Joey’s is an American voice from the second act of the American century, a time when the country’s wisecracks and slang, thanks to movies and even to books, wrapped themselves around the thoughts and vocal cords of half the world. O’Hara had the upwardly mobile luck to be in possession of the best ear anybody had for catching and transmitting the national lingo.

Frank MacShane, one of the author’s biographers, explains that the first Pal Joey story, published in The New Yorker on October 22, 1938, got written after O’Hara went off on “a two‐day bender” instead of the stretch of work he’d pledged to his wife: Read More »

The Truth Keeps You Young

November 9, 2015 | by

Mary Karr’s The Liars’ Club turns twenty.

Mary Karr. Photo © Deborah Feingold

The first time I met Mary Karr I was, quite frankly, stunned. She was not what I had expected, not that I knew what to expect. I had read all her books, was familiar with the basics of her biography—including any gossip I could find, which is scant in the literary world, even when it comes to best-selling and notoriously dynamic authors—and had even seen her author photo, so I am not sure what came as such a shock to me except for something I might nebulously refer to as her “essence.”

I was standing in the middle of a party, lost, anxious, and sweaty in a slew of people who would all qualify as name-drops among certain bookish weirdos, when I received a firm tap on the shoulder. I spun around to find a petite brunette smiling about six inches too close to my face, if you’re following traditional social protocols. “I’m Mary Karr and I love you, honey.” Read More »

Great Waves of Vigilance

October 30, 2015 | by

Abdellatif Laâbi’s poems are at war with barbarism.

Abdellatif Laâbi.

Max Nelson is writing a series on prison literature. Read the previous entry, on Oscar Wilde’s De Profundis, here.

In Le livre imprévu, his 2010 collection of autobiographical essays, the Moroccan poet Abdellatif Laâbi suggested that there were “two branches of the human tree” with which he’d been in touch over the course of his turbulent life:

I think I know well miseries and luminosities, pettinesses and grandeurs, barbarism and refinement. Provisionally, I’ve fixed myself in the space between the two, the better to estimate the fault line that separates them and the state of the roots in which they meet far under the earth.

Laâbi has returned to the word barbarism throughout his career. “I am happy,” he wrote his wife in one of the many revelatory letters he sent her during his eight-year jail sentence under King Hassan II for “infringing on the internal security of the State.” He continued: “What a paradox for the barbarians, the enemies of the sun.” Early in L’arbre de fer fleurit, the first of several long poems he published from prison, one verse’s speaker encourages an unnamed friend to hold on when it comes time to take “your first steps in the barbarous night.” And the five poems collected in Laâbi’s first book, The Reign of Barbarism, were written in Rabat years before his arrest in 1972, but first published in 1976 by the publishing imprint of his friend Ghislain Ripault’s literary magazine BarbareRead More »

Our Spoons Came from Woolworths

October 28, 2015 | by

Barbara Comyns’s daring depiction of childbirth.

Barbara Comyns.

Some books need no introduction because they’re better if you don’t know what to expect, and it occurs to me that Our Spoons Came from Woolworths might be one of those books.
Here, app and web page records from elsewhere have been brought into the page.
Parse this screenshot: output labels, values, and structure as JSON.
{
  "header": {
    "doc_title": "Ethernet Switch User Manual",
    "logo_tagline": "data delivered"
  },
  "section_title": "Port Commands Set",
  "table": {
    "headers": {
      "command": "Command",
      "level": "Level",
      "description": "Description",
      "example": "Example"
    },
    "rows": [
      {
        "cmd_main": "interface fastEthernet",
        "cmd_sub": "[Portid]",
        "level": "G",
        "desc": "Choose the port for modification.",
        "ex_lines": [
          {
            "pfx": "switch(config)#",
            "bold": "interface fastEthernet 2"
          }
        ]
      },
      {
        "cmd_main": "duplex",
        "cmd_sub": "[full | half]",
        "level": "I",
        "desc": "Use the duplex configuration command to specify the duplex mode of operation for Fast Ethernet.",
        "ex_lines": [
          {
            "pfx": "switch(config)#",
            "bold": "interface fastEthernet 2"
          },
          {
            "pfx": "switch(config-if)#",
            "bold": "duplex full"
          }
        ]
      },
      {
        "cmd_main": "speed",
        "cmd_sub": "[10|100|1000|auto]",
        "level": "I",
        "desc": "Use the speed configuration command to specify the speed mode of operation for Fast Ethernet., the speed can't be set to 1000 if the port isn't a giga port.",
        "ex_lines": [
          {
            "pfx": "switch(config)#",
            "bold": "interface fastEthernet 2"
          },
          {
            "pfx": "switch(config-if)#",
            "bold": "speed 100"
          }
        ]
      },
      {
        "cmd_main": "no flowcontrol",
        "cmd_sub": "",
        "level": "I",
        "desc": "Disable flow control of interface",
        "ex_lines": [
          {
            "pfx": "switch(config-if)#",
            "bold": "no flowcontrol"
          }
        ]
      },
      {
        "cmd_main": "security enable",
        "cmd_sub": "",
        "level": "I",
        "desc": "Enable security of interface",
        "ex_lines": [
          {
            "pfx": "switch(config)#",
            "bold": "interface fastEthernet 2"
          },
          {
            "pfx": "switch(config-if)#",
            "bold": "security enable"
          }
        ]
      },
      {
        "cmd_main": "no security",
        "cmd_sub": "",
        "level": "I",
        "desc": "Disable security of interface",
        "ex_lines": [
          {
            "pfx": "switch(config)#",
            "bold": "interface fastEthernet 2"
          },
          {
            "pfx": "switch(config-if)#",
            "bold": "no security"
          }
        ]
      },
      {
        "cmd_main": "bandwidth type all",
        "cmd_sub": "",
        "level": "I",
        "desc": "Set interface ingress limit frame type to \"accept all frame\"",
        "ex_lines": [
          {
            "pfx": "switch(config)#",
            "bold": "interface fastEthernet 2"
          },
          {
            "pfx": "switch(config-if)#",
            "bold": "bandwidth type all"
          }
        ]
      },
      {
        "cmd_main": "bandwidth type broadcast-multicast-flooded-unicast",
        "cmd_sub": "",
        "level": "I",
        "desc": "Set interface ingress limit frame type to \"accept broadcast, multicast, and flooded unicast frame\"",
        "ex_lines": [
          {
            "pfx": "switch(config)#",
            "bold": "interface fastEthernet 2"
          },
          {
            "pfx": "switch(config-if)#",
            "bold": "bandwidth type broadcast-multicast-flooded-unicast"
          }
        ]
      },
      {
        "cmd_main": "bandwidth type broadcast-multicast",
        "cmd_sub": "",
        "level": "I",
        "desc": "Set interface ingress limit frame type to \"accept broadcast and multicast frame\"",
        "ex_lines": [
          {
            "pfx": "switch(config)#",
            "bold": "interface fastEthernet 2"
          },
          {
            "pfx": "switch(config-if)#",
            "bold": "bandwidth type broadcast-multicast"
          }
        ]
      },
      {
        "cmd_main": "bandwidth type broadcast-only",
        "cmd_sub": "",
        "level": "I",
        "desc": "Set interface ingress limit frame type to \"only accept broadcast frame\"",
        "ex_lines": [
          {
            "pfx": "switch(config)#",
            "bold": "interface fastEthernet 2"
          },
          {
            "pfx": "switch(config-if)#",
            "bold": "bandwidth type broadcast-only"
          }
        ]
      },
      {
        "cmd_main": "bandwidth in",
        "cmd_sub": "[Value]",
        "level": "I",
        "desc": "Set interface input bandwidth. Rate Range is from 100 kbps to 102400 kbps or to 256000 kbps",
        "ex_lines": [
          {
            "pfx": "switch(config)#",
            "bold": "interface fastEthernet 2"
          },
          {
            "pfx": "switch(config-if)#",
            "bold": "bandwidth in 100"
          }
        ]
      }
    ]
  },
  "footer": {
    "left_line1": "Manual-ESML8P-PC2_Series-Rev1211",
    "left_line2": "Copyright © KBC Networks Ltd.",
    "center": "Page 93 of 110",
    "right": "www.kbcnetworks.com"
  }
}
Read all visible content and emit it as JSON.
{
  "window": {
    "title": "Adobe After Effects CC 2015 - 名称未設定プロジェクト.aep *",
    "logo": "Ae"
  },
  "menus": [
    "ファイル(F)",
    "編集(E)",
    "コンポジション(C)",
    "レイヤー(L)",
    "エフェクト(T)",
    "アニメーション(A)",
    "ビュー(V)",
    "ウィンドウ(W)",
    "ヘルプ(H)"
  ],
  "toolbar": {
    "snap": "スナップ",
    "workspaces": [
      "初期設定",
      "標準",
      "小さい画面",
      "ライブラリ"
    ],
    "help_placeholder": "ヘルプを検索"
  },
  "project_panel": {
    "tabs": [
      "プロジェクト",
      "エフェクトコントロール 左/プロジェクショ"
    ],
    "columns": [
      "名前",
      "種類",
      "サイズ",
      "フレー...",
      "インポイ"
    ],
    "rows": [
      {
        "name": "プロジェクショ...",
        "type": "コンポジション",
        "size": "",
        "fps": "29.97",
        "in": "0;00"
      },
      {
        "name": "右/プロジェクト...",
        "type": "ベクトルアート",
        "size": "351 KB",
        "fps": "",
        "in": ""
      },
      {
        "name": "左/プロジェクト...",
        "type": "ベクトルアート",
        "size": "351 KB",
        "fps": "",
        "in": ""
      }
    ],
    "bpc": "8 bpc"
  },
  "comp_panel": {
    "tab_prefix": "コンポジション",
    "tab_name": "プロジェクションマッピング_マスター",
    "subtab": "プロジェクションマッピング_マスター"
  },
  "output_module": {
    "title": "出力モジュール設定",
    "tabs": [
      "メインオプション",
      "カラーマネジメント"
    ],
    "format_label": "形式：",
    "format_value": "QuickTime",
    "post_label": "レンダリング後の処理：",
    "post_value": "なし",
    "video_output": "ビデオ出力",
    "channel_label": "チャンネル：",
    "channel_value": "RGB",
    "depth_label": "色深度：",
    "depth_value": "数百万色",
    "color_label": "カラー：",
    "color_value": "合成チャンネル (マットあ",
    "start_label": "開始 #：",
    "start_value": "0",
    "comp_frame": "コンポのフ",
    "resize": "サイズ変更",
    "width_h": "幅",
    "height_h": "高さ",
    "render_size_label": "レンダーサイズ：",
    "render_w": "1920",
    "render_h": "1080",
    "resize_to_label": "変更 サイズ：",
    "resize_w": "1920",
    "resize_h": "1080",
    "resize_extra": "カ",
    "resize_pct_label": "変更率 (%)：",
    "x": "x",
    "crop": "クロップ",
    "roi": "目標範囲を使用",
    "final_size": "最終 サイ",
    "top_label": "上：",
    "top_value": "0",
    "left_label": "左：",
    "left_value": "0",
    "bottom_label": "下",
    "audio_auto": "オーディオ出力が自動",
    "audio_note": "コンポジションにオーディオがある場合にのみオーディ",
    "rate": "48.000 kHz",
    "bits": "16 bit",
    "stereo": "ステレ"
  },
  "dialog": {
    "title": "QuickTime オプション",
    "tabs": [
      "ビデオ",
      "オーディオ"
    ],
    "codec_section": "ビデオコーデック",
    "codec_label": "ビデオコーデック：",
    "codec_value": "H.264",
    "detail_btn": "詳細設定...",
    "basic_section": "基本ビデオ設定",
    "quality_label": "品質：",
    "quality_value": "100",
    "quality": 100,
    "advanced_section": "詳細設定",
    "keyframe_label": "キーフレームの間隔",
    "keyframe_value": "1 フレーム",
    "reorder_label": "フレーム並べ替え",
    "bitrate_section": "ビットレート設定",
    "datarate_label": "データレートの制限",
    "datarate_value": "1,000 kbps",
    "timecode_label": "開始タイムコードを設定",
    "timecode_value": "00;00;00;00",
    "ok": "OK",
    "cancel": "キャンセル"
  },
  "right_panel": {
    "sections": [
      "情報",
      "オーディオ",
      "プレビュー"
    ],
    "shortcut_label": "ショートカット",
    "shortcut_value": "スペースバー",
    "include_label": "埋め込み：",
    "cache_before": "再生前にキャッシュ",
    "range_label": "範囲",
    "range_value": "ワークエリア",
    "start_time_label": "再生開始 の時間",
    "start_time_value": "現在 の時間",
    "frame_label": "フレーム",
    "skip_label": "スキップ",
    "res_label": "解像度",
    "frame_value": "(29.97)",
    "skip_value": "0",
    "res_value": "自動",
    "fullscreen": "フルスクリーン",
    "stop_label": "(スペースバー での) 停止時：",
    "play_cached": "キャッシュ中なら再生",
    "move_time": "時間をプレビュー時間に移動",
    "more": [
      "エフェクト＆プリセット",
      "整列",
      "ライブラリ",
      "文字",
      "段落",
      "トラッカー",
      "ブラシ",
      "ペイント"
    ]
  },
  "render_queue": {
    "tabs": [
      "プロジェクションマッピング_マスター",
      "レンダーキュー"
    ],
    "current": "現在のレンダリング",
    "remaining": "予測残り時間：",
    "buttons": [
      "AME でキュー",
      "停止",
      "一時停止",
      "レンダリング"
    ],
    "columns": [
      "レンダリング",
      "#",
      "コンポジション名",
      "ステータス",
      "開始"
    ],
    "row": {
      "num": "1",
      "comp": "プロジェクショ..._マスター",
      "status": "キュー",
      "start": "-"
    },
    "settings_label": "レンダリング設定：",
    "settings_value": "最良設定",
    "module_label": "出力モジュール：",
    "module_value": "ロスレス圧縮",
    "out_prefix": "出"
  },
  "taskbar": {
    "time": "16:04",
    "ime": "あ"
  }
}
Certainly I wasn’t prepared for it the first time I read it, and I don’t think I noticed the first time its tone abruptly shifted from lighthearted and twee to something more like horror. But then it happened again, and I started to pay closer attention. The book revealed itself to be darker and more complex than its premise—young artists secretly marry and begin to feather a bohemian nest in 1930s London, with pet newts and layaway-plan furniture and inexpensive cutlery—seems to promise. A clue to its nature is in a note on the copyright page: “The only things that are true in this story are the wedding and Chapters 10, 11 and 12 and the poverty.” Read More »